LIGHTING: For lighting applications the recommended limit is worded as “< 1000 ppm in the luminescent material.” This presumably means that Osram would be able to implement higher CdSe QD loading to achieve greater efficacy increase. The decision was based on enhancements to overall efficacy, and the lack of suitable alternatives (other QD types are not viable on chip).

DISPLAY: For display applications the recommended limit is worded as “5 ?g Cd per mm2 light emitting LED chip surface.” It’s unclear exactly how this should be interpreted and how it was determined, but what is clear is that other strategies to implement QDs (film, color filter, etc) are not included here.

Lots of data and input were considered by Oeko when making this recommendation, too much to summarize here. If you are interested in a more in-depth analysis, please feel free to contact me.

It is important to note that this is only a recommendation. It is not automatic that this will be adopted by the European Commission. In the past the EC has asked Oeko to go back and solicit additional input which resulted in a new recommendation. If the recommended changes do sail through and become adopted, then we could see the end of R/G Cd-containing QD films in displays as soon as 2022.

What About Perovskites?

Some of you might be wondering about lead-based perovskites. Lead is also on the RoHS list, but the default limit is a higher concentration; 1000 ppm. The green-only QD film-based perovskite technologies being developed today will likely be <1000 ppm Pb, which would not require an exemption. However, for future technologies such as QD color filters/color converters (think QD-OLED) the concentration of lead could become a contentious issue.

One closing thought. Even though this recommendation is a strong signal for the end of Cd-containing QDs in displays, it’s not going to have a big impact on the overall technology since alternatives such as InP are already mature and continue to improve.

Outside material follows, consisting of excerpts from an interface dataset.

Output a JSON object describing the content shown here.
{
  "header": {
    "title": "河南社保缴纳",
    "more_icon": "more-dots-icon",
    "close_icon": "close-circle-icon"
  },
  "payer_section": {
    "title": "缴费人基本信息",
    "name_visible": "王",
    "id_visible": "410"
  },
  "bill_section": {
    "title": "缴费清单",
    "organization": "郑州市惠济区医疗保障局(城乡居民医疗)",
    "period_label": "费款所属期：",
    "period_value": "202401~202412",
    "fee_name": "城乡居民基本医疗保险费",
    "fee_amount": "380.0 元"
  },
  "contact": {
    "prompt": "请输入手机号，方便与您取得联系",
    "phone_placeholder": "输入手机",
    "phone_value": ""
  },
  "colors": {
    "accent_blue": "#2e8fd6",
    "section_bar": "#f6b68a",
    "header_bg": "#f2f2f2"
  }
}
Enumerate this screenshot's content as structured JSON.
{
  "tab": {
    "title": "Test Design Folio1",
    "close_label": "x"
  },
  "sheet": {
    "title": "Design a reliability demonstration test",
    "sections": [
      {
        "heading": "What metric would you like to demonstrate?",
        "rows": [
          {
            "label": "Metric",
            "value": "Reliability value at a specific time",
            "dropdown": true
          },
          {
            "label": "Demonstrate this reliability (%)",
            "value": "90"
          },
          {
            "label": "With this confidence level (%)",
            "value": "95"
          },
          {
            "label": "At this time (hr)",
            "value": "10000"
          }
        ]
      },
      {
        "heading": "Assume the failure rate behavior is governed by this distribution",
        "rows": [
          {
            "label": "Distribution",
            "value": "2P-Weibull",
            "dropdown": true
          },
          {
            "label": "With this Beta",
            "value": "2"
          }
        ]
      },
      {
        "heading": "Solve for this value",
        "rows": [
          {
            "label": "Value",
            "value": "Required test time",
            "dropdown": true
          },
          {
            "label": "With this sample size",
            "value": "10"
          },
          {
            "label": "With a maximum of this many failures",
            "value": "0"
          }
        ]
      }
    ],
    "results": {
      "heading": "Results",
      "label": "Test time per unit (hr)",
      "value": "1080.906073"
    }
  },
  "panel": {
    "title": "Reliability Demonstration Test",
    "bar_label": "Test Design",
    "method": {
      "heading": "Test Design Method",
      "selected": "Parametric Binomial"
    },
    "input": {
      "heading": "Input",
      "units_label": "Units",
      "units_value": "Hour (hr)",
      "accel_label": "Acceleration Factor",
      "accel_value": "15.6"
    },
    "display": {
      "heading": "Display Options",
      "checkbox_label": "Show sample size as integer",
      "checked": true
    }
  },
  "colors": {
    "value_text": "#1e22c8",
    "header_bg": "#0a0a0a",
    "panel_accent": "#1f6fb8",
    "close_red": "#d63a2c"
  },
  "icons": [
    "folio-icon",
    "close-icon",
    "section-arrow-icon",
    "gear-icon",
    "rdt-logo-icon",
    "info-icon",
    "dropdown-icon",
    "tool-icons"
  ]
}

QDEF, QLED, QD-OLED, EL-QLED, whatever you want to call it – it’s not going anywhere. (PP)

Peter Palomaki is the owner and chief scientist at Palomaki Consulting, a firm specializing in helping companies solve big problems at the nanoscale. His utilizes his expertise in quantum dots and materials chemistry to solve challenging problems with clients large and small.

[email protected]